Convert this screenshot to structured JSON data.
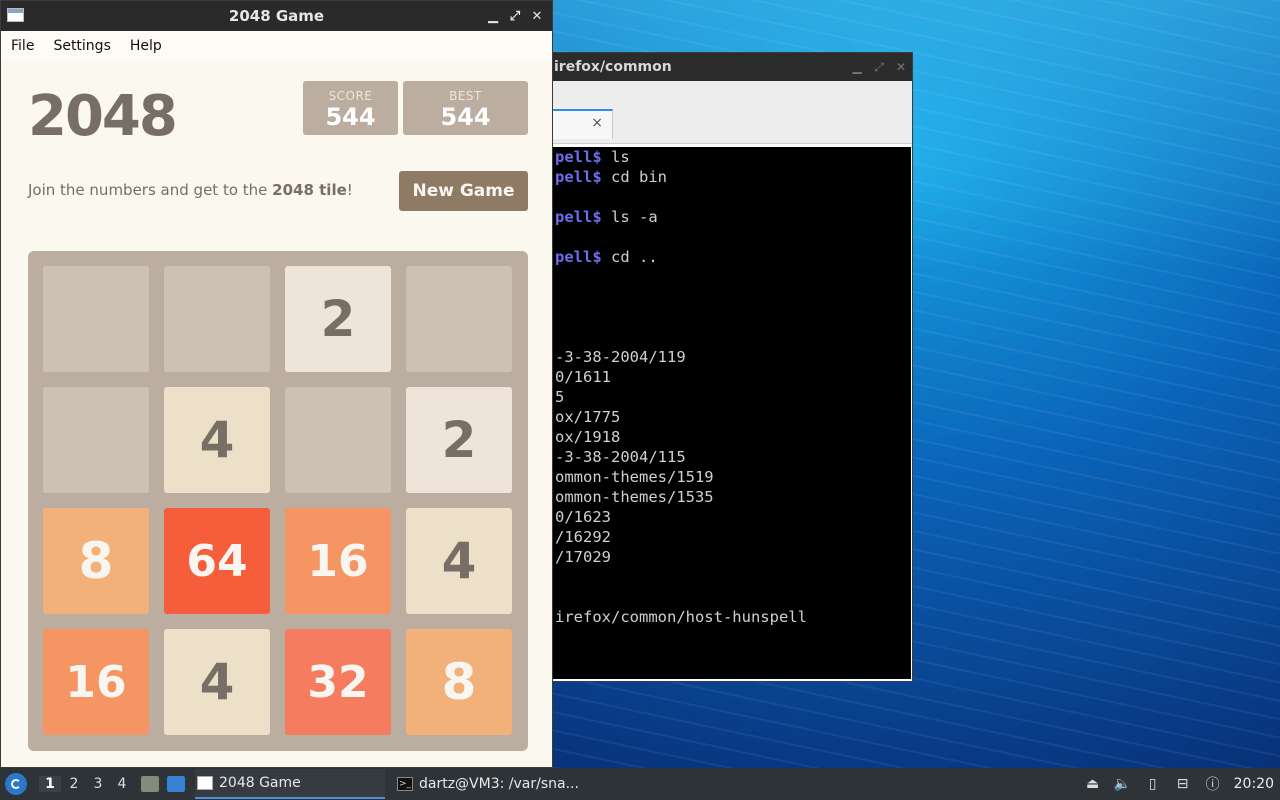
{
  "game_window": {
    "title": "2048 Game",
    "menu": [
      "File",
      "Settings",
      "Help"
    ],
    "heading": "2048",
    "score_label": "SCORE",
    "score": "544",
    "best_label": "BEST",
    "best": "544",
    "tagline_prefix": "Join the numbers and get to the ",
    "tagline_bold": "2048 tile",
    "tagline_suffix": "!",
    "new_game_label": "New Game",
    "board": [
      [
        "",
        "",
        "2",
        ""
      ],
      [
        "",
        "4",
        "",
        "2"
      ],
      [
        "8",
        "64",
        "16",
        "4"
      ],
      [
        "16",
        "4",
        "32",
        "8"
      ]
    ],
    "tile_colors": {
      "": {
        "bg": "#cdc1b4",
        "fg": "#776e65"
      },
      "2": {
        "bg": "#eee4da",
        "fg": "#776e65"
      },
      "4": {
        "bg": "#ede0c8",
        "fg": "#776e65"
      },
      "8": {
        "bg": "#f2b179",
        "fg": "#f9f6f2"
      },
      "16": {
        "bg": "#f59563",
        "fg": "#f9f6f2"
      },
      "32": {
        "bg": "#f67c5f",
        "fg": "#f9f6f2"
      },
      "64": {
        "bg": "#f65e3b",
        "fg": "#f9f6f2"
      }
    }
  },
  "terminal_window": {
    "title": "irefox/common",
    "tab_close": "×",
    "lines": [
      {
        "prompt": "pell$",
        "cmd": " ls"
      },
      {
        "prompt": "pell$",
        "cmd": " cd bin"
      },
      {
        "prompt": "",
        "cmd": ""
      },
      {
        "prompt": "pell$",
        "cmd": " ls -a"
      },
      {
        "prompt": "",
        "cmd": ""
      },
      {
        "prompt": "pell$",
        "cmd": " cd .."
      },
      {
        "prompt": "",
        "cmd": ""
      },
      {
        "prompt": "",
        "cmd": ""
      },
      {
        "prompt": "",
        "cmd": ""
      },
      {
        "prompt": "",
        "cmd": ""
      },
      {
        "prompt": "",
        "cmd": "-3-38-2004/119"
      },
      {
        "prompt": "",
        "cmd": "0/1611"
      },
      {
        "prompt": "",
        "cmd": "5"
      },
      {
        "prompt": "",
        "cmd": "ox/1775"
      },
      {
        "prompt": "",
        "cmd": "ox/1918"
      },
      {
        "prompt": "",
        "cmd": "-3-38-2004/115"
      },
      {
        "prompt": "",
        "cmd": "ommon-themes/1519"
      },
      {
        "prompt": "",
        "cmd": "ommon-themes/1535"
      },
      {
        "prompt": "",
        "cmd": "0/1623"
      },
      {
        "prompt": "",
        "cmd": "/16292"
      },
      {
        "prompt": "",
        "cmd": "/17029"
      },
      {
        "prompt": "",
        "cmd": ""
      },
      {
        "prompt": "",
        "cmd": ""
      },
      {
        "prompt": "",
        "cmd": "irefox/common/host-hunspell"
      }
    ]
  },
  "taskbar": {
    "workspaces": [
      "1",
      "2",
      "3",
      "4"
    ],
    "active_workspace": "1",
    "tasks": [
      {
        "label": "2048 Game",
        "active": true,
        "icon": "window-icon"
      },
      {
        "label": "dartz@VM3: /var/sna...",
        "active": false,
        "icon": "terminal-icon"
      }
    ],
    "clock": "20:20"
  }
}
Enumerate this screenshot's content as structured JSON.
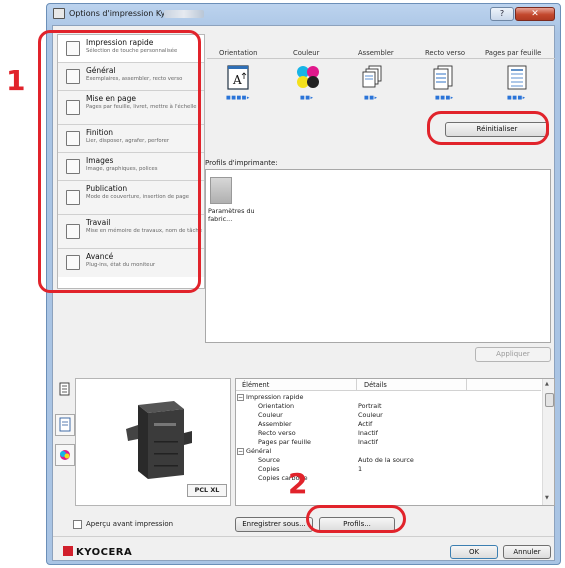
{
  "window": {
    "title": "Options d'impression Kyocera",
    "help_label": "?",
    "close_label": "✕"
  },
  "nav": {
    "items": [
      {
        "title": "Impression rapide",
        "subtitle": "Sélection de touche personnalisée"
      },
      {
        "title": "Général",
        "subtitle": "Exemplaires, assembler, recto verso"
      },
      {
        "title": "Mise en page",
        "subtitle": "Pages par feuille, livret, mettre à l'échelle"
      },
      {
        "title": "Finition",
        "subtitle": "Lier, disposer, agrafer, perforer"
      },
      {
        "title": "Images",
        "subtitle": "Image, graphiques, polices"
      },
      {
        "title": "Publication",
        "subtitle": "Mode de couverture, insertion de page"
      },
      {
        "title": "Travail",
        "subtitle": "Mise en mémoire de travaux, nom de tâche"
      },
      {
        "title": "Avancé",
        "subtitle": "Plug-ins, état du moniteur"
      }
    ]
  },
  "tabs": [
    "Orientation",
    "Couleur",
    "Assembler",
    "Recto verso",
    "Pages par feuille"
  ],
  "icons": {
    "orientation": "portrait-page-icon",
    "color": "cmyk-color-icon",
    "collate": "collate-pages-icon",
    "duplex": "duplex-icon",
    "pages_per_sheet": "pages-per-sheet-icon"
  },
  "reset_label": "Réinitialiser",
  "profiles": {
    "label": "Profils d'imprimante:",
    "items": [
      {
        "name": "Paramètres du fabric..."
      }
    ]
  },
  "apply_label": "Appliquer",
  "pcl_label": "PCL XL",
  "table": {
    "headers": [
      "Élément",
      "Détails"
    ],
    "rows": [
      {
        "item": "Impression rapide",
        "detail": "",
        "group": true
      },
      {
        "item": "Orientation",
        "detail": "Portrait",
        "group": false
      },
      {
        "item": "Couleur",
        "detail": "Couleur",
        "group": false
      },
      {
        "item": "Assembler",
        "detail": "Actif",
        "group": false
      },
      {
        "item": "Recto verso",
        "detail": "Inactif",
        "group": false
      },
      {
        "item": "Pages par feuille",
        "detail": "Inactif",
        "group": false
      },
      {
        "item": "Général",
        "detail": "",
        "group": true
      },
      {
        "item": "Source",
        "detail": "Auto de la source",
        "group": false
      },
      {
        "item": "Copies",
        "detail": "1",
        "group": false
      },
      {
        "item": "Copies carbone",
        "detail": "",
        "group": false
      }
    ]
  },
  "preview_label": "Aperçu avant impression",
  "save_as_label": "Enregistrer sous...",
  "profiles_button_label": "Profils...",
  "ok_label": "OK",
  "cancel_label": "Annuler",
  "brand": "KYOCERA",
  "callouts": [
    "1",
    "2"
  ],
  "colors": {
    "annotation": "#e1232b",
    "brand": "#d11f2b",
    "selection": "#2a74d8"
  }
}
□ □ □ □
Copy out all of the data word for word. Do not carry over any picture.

Convert this screenshot to structured JSON data.
{
  "game_window": {
    "title": "2048 Game",
    "menu": [
      "File",
      "Settings",
      "Help"
    ],
    "heading": "2048",
    "score_label": "SCORE",
    "score": "544",
    "best_label": "BEST",
    "best": "544",
    "tagline_prefix": "Join the numbers and get to the ",
    "tagline_bold": "2048 tile",
    "tagline_suffix": "!",
    "new_game_label": "New Game",
    "board": [
      [
        "",
        "",
        "2",
        ""
      ],
      [
        "",
        "4",
        "",
        "2"
      ],
      [
        "8",
        "64",
        "16",
        "4"
      ],
      [
        "16",
        "4",
        "32",
        "8"
      ]
    ],
    "tile_colors": {
      "": {
        "bg": "#cdc1b4",
        "fg": "#776e65"
      },
      "2": {
        "bg": "#eee4da",
        "fg": "#776e65"
      },
      "4": {
        "bg": "#ede0c8",
        "fg": "#776e65"
      },
      "8": {
        "bg": "#f2b179",
        "fg": "#f9f6f2"
      },
      "16": {
        "bg": "#f59563",
        "fg": "#f9f6f2"
      },
      "32": {
        "bg": "#f67c5f",
        "fg": "#f9f6f2"
      },
      "64": {
        "bg": "#f65e3b",
        "fg": "#f9f6f2"
      }
    }
  },
  "terminal_window": {
    "title": "irefox/common",
    "tab_close": "×",
    "lines": [
      {
        "prompt": "pell$",
        "cmd": " ls"
      },
      {
        "prompt": "pell$",
        "cmd": " cd bin"
      },
      {
        "prompt": "",
        "cmd": ""
      },
      {
        "prompt": "pell$",
        "cmd": " ls -a"
      },
      {
        "prompt": "",
        "cmd": ""
      },
      {
        "prompt": "pell$",
        "cmd": " cd .."
      },
      {
        "prompt": "",
        "cmd": ""
      },
      {
        "prompt": "",
        "cmd": ""
      },
      {
        "prompt": "",
        "cmd": ""
      },
      {
        "prompt": "",
        "cmd": ""
      },
      {
        "prompt": "",
        "cmd": "-3-38-2004/119"
      },
      {
        "prompt": "",
        "cmd": "0/1611"
      },
      {
        "prompt": "",
        "cmd": "5"
      },
      {
        "prompt": "",
        "cmd": "ox/1775"
      },
      {
        "prompt": "",
        "cmd": "ox/1918"
      },
      {
        "prompt": "",
        "cmd": "-3-38-2004/115"
      },
      {
        "prompt": "",
        "cmd": "ommon-themes/1519"
      },
      {
        "prompt": "",
        "cmd": "ommon-themes/1535"
      },
      {
        "prompt": "",
        "cmd": "0/1623"
      },
      {
        "prompt": "",
        "cmd": "/16292"
      },
      {
        "prompt": "",
        "cmd": "/17029"
      },
      {
        "prompt": "",
        "cmd": ""
      },
      {
        "prompt": "",
        "cmd": ""
      },
      {
        "prompt": "",
        "cmd": "irefox/common/host-hunspell"
      }
    ]
  },
  "taskbar": {
    "workspaces": [
      "1",
      "2",
      "3",
      "4"
    ],
    "active_workspace": "1",
    "tasks": [
      {
        "label": "2048 Game",
        "active": true,
        "icon": "window-icon"
      },
      {
        "label": "dartz@VM3: /var/sna...",
        "active": false,
        "icon": "terminal-icon"
      }
    ],
    "clock": "20:20"
  }
}
Enumerate this screenshot's content as structured JSON.
{
  "window": {
    "title": "Options d'impression Kyocera",
    "help_label": "?",
    "close_label": "✕"
  },
  "nav": {
    "items": [
      {
        "title": "Impression rapide",
        "subtitle": "Sélection de touche personnalisée"
      },
      {
        "title": "Général",
        "subtitle": "Exemplaires, assembler, recto verso"
      },
      {
        "title": "Mise en page",
        "subtitle": "Pages par feuille, livret, mettre à l'échelle"
      },
      {
        "title": "Finition",
        "subtitle": "Lier, disposer, agrafer, perforer"
      },
      {
        "title": "Images",
        "subtitle": "Image, graphiques, polices"
      },
      {
        "title": "Publication",
        "subtitle": "Mode de couverture, insertion de page"
      },
      {
        "title": "Travail",
        "subtitle": "Mise en mémoire de travaux, nom de tâche"
      },
      {
        "title": "Avancé",
        "subtitle": "Plug-ins, état du moniteur"
      }
    ]
  },
  "tabs": [
    "Orientation",
    "Couleur",
    "Assembler",
    "Recto verso",
    "Pages par feuille"
  ],
  "icons": {
    "orientation": "portrait-page-icon",
    "color": "cmyk-color-icon",
    "collate": "collate-pages-icon",
    "duplex": "duplex-icon",
    "pages_per_sheet": "pages-per-sheet-icon"
  },
  "reset_label": "Réinitialiser",
  "profiles": {
    "label": "Profils d'imprimante:",
    "items": [
      {
        "name": "Paramètres du fabric..."
      }
    ]
  },
  "apply_label": "Appliquer",
  "pcl_label": "PCL XL",
  "table": {
    "headers": [
      "Élément",
      "Détails"
    ],
    "rows": [
      {
        "item": "Impression rapide",
        "detail": "",
        "group": true
      },
      {
        "item": "Orientation",
        "detail": "Portrait",
        "group": false
      },
      {
        "item": "Couleur",
        "detail": "Couleur",
        "group": false
      },
      {
        "item": "Assembler",
        "detail": "Actif",
        "group": false
      },
      {
        "item": "Recto verso",
        "detail": "Inactif",
        "group": false
      },
      {
        "item": "Pages par feuille",
        "detail": "Inactif",
        "group": false
      },
      {
        "item": "Général",
        "detail": "",
        "group": true
      },
      {
        "item": "Source",
        "detail": "Auto de la source",
        "group": false
      },
      {
        "item": "Copies",
        "detail": "1",
        "group": false
      },
      {
        "item": "Copies carbone",
        "detail": "",
        "group": false
      }
    ]
  },
  "preview_label": "Aperçu avant impression",
  "save_as_label": "Enregistrer sous...",
  "profiles_button_label": "Profils...",
  "ok_label": "OK",
  "cancel_label": "Annuler",
  "brand": "KYOCERA",
  "callouts": [
    "1",
    "2"
  ],
  "colors": {
    "annotation": "#e1232b",
    "brand": "#d11f2b",
    "selection": "#2a74d8"
  }
}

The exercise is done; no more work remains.